schmaltz and more raw passion, less cuteness and more real emotions.
But here is the thing. It delivers exactly the charming confection that
Chetan Bhagat's novel attempted to be.
Girlfriend': Performances save this half-baked mush (Review
By Troy Ribeiro; Rating:
from Chetan Bhagat's novel by the same name, director Mohit Suri's film
"Half Girlfriend" is a half-baked and clichéd romance pot-boiler that
does not raise the bar.
Narrated in a non-linear and formulaic manner, the only endearing point
in the film is the messages it passes on, ‘face your difficulties and
defeat your obstacles,' or in other words which simply translates to,
tenacity always triumphs.
Unfortunately, the film lacks depth and passion in terms of its
mounting. While the performances are noteworthy, it is the direction
and the script department that fails to impress. The plot seems
perfunctory and formulaic.
In this case, the tale pivots around Madhav Jha (Arjun Kapoor) the
Prince of Simrao, Bihar. He goes to Delhi to study at St. Stephen's
College, an elite college, on a sports quota as he plays basketball.
The issue here is, he cannot speak a single sentence in flawless
English and finds it difficult to cultivate friends as apart from his
English, his speech is soaked with heavy Bihari lingo.
A telephonic conversation with his mother reminds him that to stay
anywhere, you need a reason and you need to find it yourself. Just then
Madhav by happenstance sees a beautiful girl, Riya Somani (Shraddha
Kapoor) playing basketball. This becomes his motive and raison d'etre
for staying back in Delhi. What further ignites his keenness to
befriend Riya is her faultless and fluent English.
How he woos her to the very end forms the crux of the tale.
While on the face of it, the scenes seem to be astutely crafted, it is
the lack of maturity in handling emotions that surface blatantly,
especially in the scene when Riya's parents are fighting in the
background and she sings the song, "Stay a little longer with me baby,
won't you stay a little longer."

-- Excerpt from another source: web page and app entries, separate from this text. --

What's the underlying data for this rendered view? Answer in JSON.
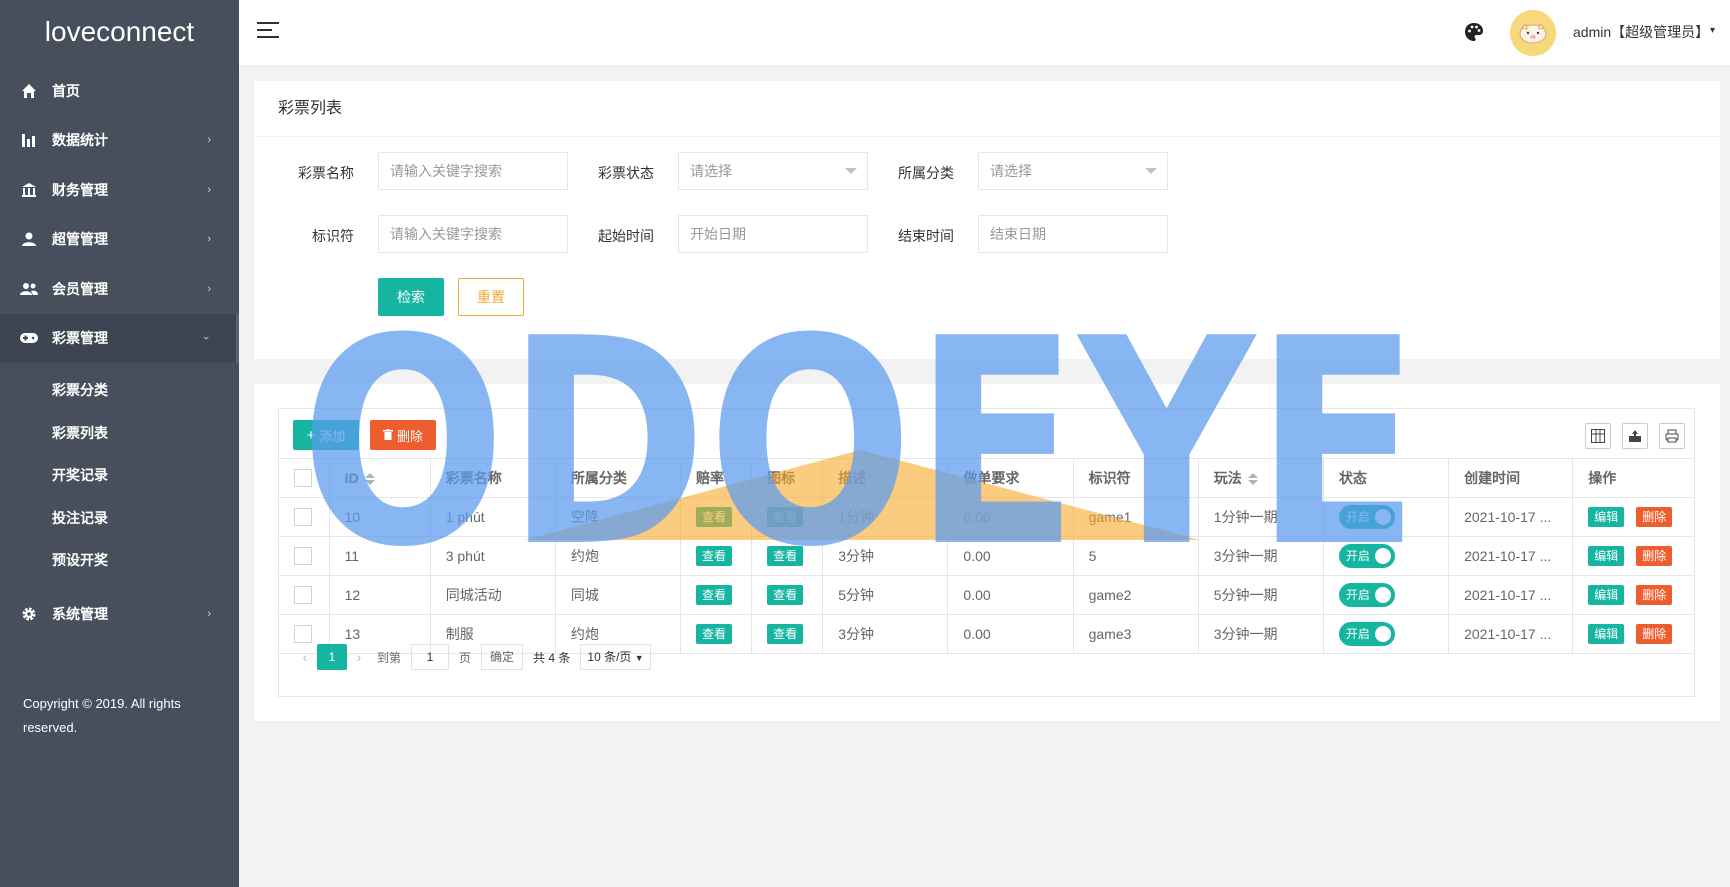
{
  "sidebar": {
    "logo": "loveconnect",
    "items": [
      {
        "label": "首页",
        "icon": "home-icon",
        "chevron": ""
      },
      {
        "label": "数据统计",
        "icon": "bar-chart-icon",
        "chevron": "›"
      },
      {
        "label": "财务管理",
        "icon": "bank-icon",
        "chevron": "›"
      },
      {
        "label": "超管管理",
        "icon": "user-icon",
        "chevron": "›"
      },
      {
        "label": "会员管理",
        "icon": "group-icon",
        "chevron": "›"
      },
      {
        "label": "彩票管理",
        "icon": "gamepad-icon",
        "chevron": "›"
      }
    ],
    "subitems": [
      "彩票分类",
      "彩票列表",
      "开奖记录",
      "投注记录",
      "预设开奖"
    ],
    "system": {
      "label": "系统管理",
      "icon": "gear-icon",
      "chevron": "›"
    },
    "copyright": "Copyright © 2019. All rights reserved."
  },
  "header": {
    "user": "admin【超级管理员】",
    "caret": "▾"
  },
  "search_card": {
    "title": "彩票列表",
    "fields": [
      {
        "label": "彩票名称",
        "placeholder": "请输入关键字搜索"
      },
      {
        "label": "彩票状态",
        "placeholder": "请选择"
      },
      {
        "label": "所属分类",
        "placeholder": "请选择"
      },
      {
        "label": "标识符",
        "placeholder": "请输入关键字搜索"
      },
      {
        "label": "起始时间",
        "placeholder": "开始日期"
      },
      {
        "label": "结束时间",
        "placeholder": "结束日期"
      }
    ],
    "search_btn": "检索",
    "reset_btn": "重置"
  },
  "table": {
    "add_btn": "添加",
    "del_btn": "删除",
    "columns": [
      "ID",
      "彩票名称",
      "所属分类",
      "赔率",
      "图标",
      "描述",
      "做单要求",
      "标识符",
      "玩法",
      "状态",
      "创建时间",
      "操作"
    ],
    "view_label": "查看",
    "switch_label": "开启",
    "edit_label": "编辑",
    "delete_label": "删除",
    "rows": [
      {
        "id": "10",
        "name": "1 phút",
        "category": "空降",
        "desc": "1分钟",
        "req": "0.00",
        "code": "game1",
        "play": "1分钟一期",
        "created": "2021-10-17 ..."
      },
      {
        "id": "11",
        "name": "3 phút",
        "category": "约炮",
        "desc": "3分钟",
        "req": "0.00",
        "code": "5",
        "play": "3分钟一期",
        "created": "2021-10-17 ..."
      },
      {
        "id": "12",
        "name": "同城活动",
        "category": "同城",
        "desc": "5分钟",
        "req": "0.00",
        "code": "game2",
        "play": "5分钟一期",
        "created": "2021-10-17 ..."
      },
      {
        "id": "13",
        "name": "制服",
        "category": "约炮",
        "desc": "3分钟",
        "req": "0.00",
        "code": "game3",
        "play": "3分钟一期",
        "created": "2021-10-17 ..."
      }
    ]
  },
  "pager": {
    "current": "1",
    "goto_label": "到第",
    "goto_value": "1",
    "page_unit": "页",
    "confirm": "确定",
    "total": "共 4 条",
    "per_page": "10 条/页"
  },
  "watermark": {
    "text": "ODOEYE",
    "color": "#5b9bef"
  },
  "colors": {
    "accent": "#16b5a1",
    "danger": "#ee5d2e",
    "warning": "#f1a93a",
    "sidebar": "#484f5c"
  }
}
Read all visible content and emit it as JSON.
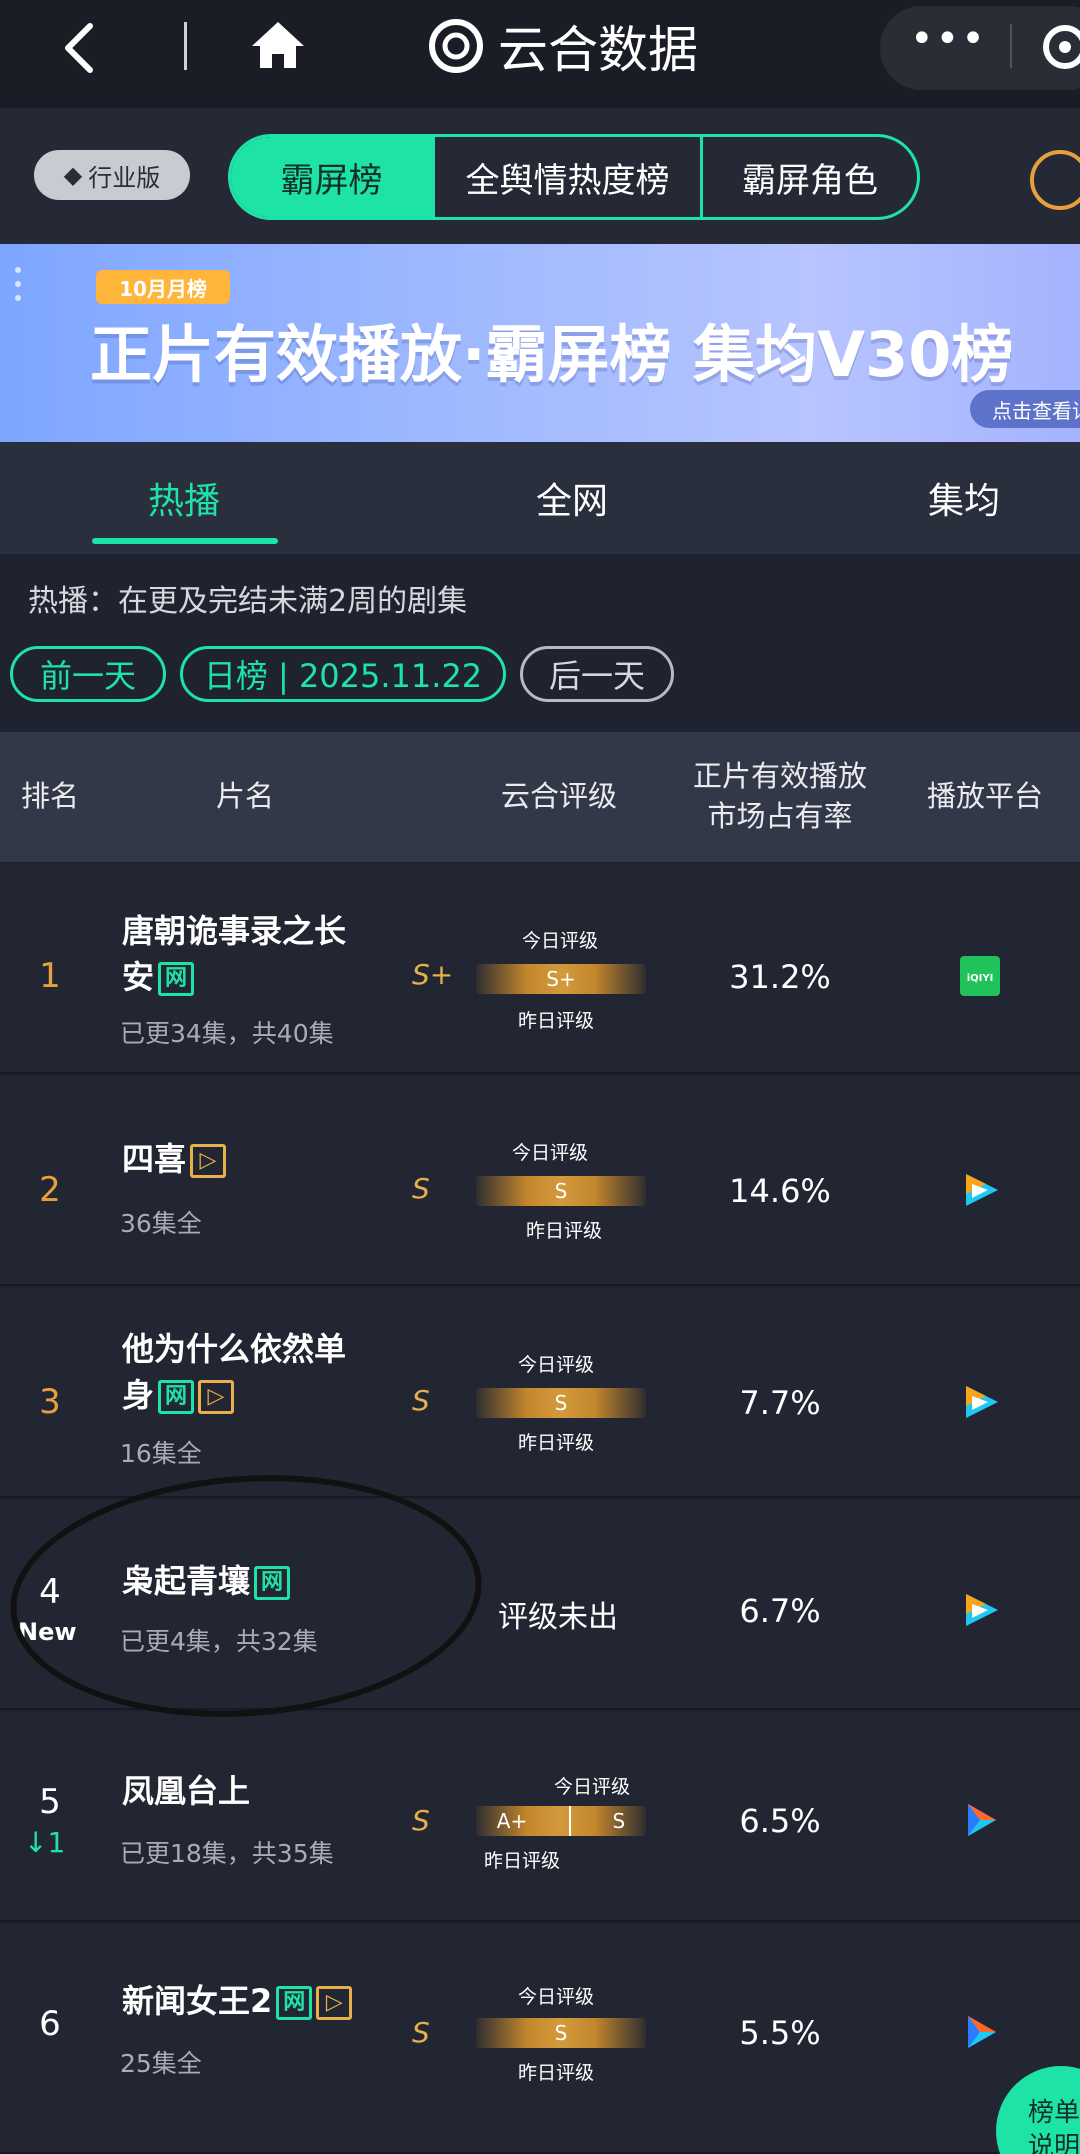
{
  "nav": {
    "back_icon": "chevron-left-icon",
    "home_icon": "home-icon",
    "brand_name": "云合数据",
    "more_dots": "•••"
  },
  "category": {
    "industry_badge": "行业版",
    "segments": [
      "霸屏榜",
      "全舆情热度榜",
      "霸屏角色"
    ],
    "active_segment": 0
  },
  "banner": {
    "tag": "10月月榜",
    "headline": "正片有效播放·霸屏榜 集均V30榜",
    "more": "点击查看详"
  },
  "tabs": {
    "items": [
      "热播",
      "全网",
      "集均"
    ],
    "active": 0
  },
  "hint": "热播：在更及完结未满2周的剧集",
  "date_nav": {
    "prev": "前一天",
    "current": "日榜 | 2025.11.22",
    "next": "后一天"
  },
  "table_header": {
    "rank": "排名",
    "title": "片名",
    "rating": "云合评级",
    "share": "正片有效播放\n市场占有率",
    "platform": "播放平台"
  },
  "rating_labels": {
    "today": "今日评级",
    "yesterday": "昨日评级",
    "not_out": "评级未出"
  },
  "rows": [
    {
      "rank": "1",
      "title_l1": "唐朝诡事录之长",
      "title_l2": "安",
      "tags": [
        "网"
      ],
      "sub": "已更34集，共40集",
      "grade": "S+",
      "bar": "S+",
      "share": "31.2%",
      "platform": "iqiyi-icon"
    },
    {
      "rank": "2",
      "title_l1": "四喜",
      "title_l2": "",
      "tags": [
        "▷"
      ],
      "sub": "36集全",
      "grade": "S",
      "bar": "S",
      "share": "14.6%",
      "platform": "tencent-video-icon"
    },
    {
      "rank": "3",
      "title_l1": "他为什么依然单",
      "title_l2": "身",
      "tags": [
        "网",
        "▷"
      ],
      "sub": "16集全",
      "grade": "S",
      "bar": "S",
      "share": "7.7%",
      "platform": "tencent-video-icon"
    },
    {
      "rank": "4",
      "badge": "New",
      "title_l1": "枭起青壤",
      "title_l2": "",
      "tags": [
        "网"
      ],
      "sub": "已更4集，共32集",
      "grade": "",
      "bar": "",
      "share": "6.7%",
      "platform": "tencent-video-icon"
    },
    {
      "rank": "5",
      "change": "↓1",
      "title_l1": "凤凰台上",
      "title_l2": "",
      "tags": [],
      "sub": "已更18集，共35集",
      "grade": "S",
      "bar_left": "A+",
      "bar_right": "S",
      "share": "6.5%",
      "platform": "youku-icon"
    },
    {
      "rank": "6",
      "title_l1": "新闻女王2",
      "title_l2": "",
      "tags": [
        "网",
        "▷"
      ],
      "sub": "25集全",
      "grade": "S",
      "bar": "S",
      "share": "5.5%",
      "platform": "youku-icon"
    }
  ],
  "float_button": {
    "line1": "榜单",
    "line2": "说明"
  },
  "colors": {
    "accent": "#1ee3a6",
    "gold": "#e7b04b",
    "bg": "#222633"
  }
}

Also, the characters are poorly etched making them one dimensional
objects which makes it difficult to relate to them. Also the dubbing is
an issue especially in the scenes between Madhav and his Bihari
There are some straight faced guffaws by Madhav that make the film
light and digestible.
The casting isn't perfect, yet, Arjun Kapoor is brilliant as the
slightly dim-witted, good hearted Bihari who speaks with an
inconsistent accent. Shraddha Kapoor as his lady love delivers an
equally spirited performance. But together their chemistry lacks
intensity. This is evident in the smooching scene and the scenes that
Apart from the duo, it is Vikrant Massey as Madhav's roommate and
well-wisher who makes his presence felt with a brilliant, razor-sharp
performance. Seema Biswas as Madhav's mother adds gravitas to her
character but, it is Rhea Chakraborty and Anisa Butt who enhance the
The songs in the film are hummable and the film, as expected, with
excellent production values is all gloss and fluff but low on substance.